### INPUT DATA ###

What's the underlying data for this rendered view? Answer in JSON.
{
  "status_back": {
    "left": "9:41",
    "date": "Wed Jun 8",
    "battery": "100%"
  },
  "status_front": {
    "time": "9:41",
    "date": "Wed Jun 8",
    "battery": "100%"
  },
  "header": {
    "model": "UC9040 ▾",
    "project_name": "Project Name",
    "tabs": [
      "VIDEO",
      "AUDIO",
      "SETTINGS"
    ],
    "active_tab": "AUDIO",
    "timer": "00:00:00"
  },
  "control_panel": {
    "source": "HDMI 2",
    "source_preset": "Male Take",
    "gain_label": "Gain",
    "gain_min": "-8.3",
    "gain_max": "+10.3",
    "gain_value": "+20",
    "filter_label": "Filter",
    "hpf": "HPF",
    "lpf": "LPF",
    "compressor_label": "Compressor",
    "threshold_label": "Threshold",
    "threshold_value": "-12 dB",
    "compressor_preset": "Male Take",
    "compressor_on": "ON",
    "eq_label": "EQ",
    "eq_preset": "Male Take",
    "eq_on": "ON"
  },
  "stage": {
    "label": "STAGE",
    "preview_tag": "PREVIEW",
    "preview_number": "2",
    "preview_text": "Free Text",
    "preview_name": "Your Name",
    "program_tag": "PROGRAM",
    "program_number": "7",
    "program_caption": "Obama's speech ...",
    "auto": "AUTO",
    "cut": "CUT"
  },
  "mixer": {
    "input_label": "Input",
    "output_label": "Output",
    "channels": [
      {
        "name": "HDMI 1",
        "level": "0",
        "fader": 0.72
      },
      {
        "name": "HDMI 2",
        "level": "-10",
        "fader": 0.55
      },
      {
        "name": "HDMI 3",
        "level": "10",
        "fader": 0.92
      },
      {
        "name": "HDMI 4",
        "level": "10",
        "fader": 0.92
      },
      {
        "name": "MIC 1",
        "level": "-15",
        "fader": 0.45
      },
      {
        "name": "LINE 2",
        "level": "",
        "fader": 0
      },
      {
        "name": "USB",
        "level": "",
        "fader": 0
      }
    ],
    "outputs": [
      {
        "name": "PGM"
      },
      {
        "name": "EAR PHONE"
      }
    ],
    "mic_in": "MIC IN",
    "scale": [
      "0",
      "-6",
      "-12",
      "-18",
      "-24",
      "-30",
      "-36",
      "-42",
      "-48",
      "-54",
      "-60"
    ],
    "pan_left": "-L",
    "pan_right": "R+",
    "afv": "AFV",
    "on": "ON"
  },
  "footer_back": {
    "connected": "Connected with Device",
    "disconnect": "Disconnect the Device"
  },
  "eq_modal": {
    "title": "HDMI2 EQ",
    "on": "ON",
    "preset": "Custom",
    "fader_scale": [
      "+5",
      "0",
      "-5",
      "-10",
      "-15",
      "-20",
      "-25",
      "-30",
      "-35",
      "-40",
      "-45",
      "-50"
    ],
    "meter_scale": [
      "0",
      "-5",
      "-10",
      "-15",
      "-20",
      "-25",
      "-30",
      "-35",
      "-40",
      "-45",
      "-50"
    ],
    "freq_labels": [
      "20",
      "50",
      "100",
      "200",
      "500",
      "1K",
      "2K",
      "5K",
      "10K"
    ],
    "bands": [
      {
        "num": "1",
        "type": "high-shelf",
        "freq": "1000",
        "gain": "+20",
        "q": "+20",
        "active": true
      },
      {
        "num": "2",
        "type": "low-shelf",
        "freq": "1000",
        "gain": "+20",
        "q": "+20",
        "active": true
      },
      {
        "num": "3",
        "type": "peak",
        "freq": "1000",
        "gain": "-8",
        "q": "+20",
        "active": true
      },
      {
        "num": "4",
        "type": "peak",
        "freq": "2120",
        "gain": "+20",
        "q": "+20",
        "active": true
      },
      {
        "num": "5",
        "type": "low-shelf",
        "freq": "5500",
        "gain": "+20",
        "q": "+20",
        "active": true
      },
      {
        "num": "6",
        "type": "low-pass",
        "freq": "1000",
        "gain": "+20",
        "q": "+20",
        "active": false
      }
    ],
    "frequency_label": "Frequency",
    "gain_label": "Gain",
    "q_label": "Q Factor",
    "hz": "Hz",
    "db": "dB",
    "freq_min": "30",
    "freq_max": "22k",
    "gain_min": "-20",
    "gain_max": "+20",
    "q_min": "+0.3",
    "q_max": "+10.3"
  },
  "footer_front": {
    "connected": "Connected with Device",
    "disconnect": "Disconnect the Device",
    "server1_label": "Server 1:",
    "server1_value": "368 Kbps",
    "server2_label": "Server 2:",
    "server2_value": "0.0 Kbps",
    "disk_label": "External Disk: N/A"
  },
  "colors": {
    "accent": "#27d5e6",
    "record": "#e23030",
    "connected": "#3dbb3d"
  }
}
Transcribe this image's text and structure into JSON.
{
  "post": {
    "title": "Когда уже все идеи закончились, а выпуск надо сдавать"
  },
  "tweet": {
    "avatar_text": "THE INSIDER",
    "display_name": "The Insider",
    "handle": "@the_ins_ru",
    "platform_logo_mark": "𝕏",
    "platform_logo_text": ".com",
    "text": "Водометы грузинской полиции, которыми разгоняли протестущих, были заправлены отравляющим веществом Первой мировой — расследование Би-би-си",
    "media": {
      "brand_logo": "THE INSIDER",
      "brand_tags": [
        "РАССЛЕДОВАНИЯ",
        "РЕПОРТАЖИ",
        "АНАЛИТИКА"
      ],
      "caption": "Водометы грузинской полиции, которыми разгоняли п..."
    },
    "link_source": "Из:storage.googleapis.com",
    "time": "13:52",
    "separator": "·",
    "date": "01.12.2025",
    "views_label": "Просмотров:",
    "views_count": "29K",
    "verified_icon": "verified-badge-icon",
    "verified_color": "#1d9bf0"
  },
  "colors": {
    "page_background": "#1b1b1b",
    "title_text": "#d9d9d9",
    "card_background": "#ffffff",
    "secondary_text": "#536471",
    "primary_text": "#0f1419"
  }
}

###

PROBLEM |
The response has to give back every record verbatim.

OUTPUT FOR THIS TASK |
What's the underlying data for this rendered view? Answer in JSON.
{
  "status_back": {
    "left": "9:41",
    "date": "Wed Jun 8",
    "battery": "100%"
  },
  "status_front": {
    "time": "9:41",
    "date": "Wed Jun 8",
    "battery": "100%"
  },
  "header": {
    "model": "UC9040 ▾",
    "project_name": "Project Name",
    "tabs": [
      "VIDEO",
      "AUDIO",
      "SETTINGS"
    ],
    "active_tab": "AUDIO",
    "timer": "00:00:00"
  },
  "control_panel": {
    "source": "HDMI 2",
    "source_preset": "Male Take",
    "gain_label": "Gain",
    "gain_min": "-8.3",
    "gain_max": "+10.3",
    "gain_value": "+20",
    "filter_label": "Filter",
    "hpf": "HPF",
    "lpf": "LPF",
    "compressor_label": "Compressor",
    "threshold_label": "Threshold",
    "threshold_value": "-12 dB",
    "compressor_preset": "Male Take",
    "compressor_on": "ON",
    "eq_label": "EQ",
    "eq_preset": "Male Take",
    "eq_on": "ON"
  },
  "stage": {
    "label": "STAGE",
    "preview_tag": "PREVIEW",
    "preview_number": "2",
    "preview_text": "Free Text",
    "preview_name": "Your Name",
    "program_tag": "PROGRAM",
    "program_number": "7",
    "program_caption": "Obama's speech ...",
    "auto": "AUTO",
    "cut": "CUT"
  },
  "mixer": {
    "input_label": "Input",
    "output_label": "Output",
    "channels": [
      {
        "name": "HDMI 1",
        "level": "0",
        "fader": 0.72
      },
      {
        "name": "HDMI 2",
        "level": "-10",
        "fader": 0.55
      },
      {
        "name": "HDMI 3",
        "level": "10",
        "fader": 0.92
      },
      {
        "name": "HDMI 4",
        "level": "10",
        "fader": 0.92
      },
      {
        "name": "MIC 1",
        "level": "-15",
        "fader": 0.45
      },
      {
        "name": "LINE 2",
        "level": "",
        "fader": 0
      },
      {
        "name": "USB",
        "level": "",
        "fader": 0
      }
    ],
    "outputs": [
      {
        "name": "PGM"
      },
      {
        "name": "EAR PHONE"
      }
    ],
    "mic_in": "MIC IN",
    "scale": [
      "0",
      "-6",
      "-12",
      "-18",
      "-24",
      "-30",
      "-36",
      "-42",
      "-48",
      "-54",
      "-60"
    ],
    "pan_left": "-L",
    "pan_right": "R+",
    "afv": "AFV",
    "on": "ON"
  },
  "footer_back": {
    "connected": "Connected with Device",
    "disconnect": "Disconnect the Device"
  },
  "eq_modal": {
    "title": "HDMI2 EQ",
    "on": "ON",
    "preset": "Custom",
    "fader_scale": [
      "+5",
      "0",
      "-5",
      "-10",
      "-15",
      "-20",
      "-25",
      "-30",
      "-35",
      "-40",
      "-45",
      "-50"
    ],
    "meter_scale": [
      "0",
      "-5",
      "-10",
      "-15",
      "-20",
      "-25",
      "-30",
      "-35",
      "-40",
      "-45",
      "-50"
    ],
    "freq_labels": [
      "20",
      "50",
      "100",
      "200",
      "500",
      "1K",
      "2K",
      "5K",
      "10K"
    ],
    "bands": [
      {
        "num": "1",
        "type": "high-shelf",
        "freq": "1000",
        "gain": "+20",
        "q": "+20",
        "active": true
      },
      {
        "num": "2",
        "type": "low-shelf",
        "freq": "1000",
        "gain": "+20",
        "q": "+20",
        "active": true
      },
      {
        "num": "3",
        "type": "peak",
        "freq": "1000",
        "gain": "-8",
        "q": "+20",
        "active": true
      },
      {
        "num": "4",
        "type": "peak",
        "freq": "2120",
        "gain": "+20",
        "q": "+20",
        "active": true
      },
      {
        "num": "5",
        "type": "low-shelf",
        "freq": "5500",
        "gain": "+20",
        "q": "+20",
        "active": true
      },
      {
        "num": "6",
        "type": "low-pass",
        "freq": "1000",
        "gain": "+20",
        "q": "+20",
        "active": false
      }
    ],
    "frequency_label": "Frequency",
    "gain_label": "Gain",
    "q_label": "Q Factor",
    "hz": "Hz",
    "db": "dB",
    "freq_min": "30",
    "freq_max": "22k",
    "gain_min": "-20",
    "gain_max": "+20",
    "q_min": "+0.3",
    "q_max": "+10.3"
  },
  "footer_front": {
    "connected": "Connected with Device",
    "disconnect": "Disconnect the Device",
    "server1_label": "Server 1:",
    "server1_value": "368 Kbps",
    "server2_label": "Server 2:",
    "server2_value": "0.0 Kbps",
    "disk_label": "External Disk: N/A"
  },
  "colors": {
    "accent": "#27d5e6",
    "record": "#e23030",
    "connected": "#3dbb3d"
  }
}
Transcribe this image's text and structure into JSON.
{
  "post": {
    "title": "Когда уже все идеи закончились, а выпуск надо сдавать"
  },
  "tweet": {
    "avatar_text": "THE INSIDER",
    "display_name": "The Insider",
    "handle": "@the_ins_ru",
    "platform_logo_mark": "𝕏",
    "platform_logo_text": ".com",
    "text": "Водометы грузинской полиции, которыми разгоняли протестущих, были заправлены отравляющим веществом Первой мировой — расследование Би-би-си",
    "media": {
      "brand_logo": "THE INSIDER",
      "brand_tags": [
        "РАССЛЕДОВАНИЯ",
        "РЕПОРТАЖИ",
        "АНАЛИТИКА"
      ],
      "caption": "Водометы грузинской полиции, которыми разгоняли п..."
    },
    "link_source": "Из:storage.googleapis.com",
    "time": "13:52",
    "separator": "·",
    "date": "01.12.2025",
    "views_label": "Просмотров:",
    "views_count": "29K",
    "verified_icon": "verified-badge-icon",
    "verified_color": "#1d9bf0"
  },
  "colors": {
    "page_background": "#1b1b1b",
    "title_text": "#d9d9d9",
    "card_background": "#ffffff",
    "secondary_text": "#536471",
    "primary_text": "#0f1419"
  }
}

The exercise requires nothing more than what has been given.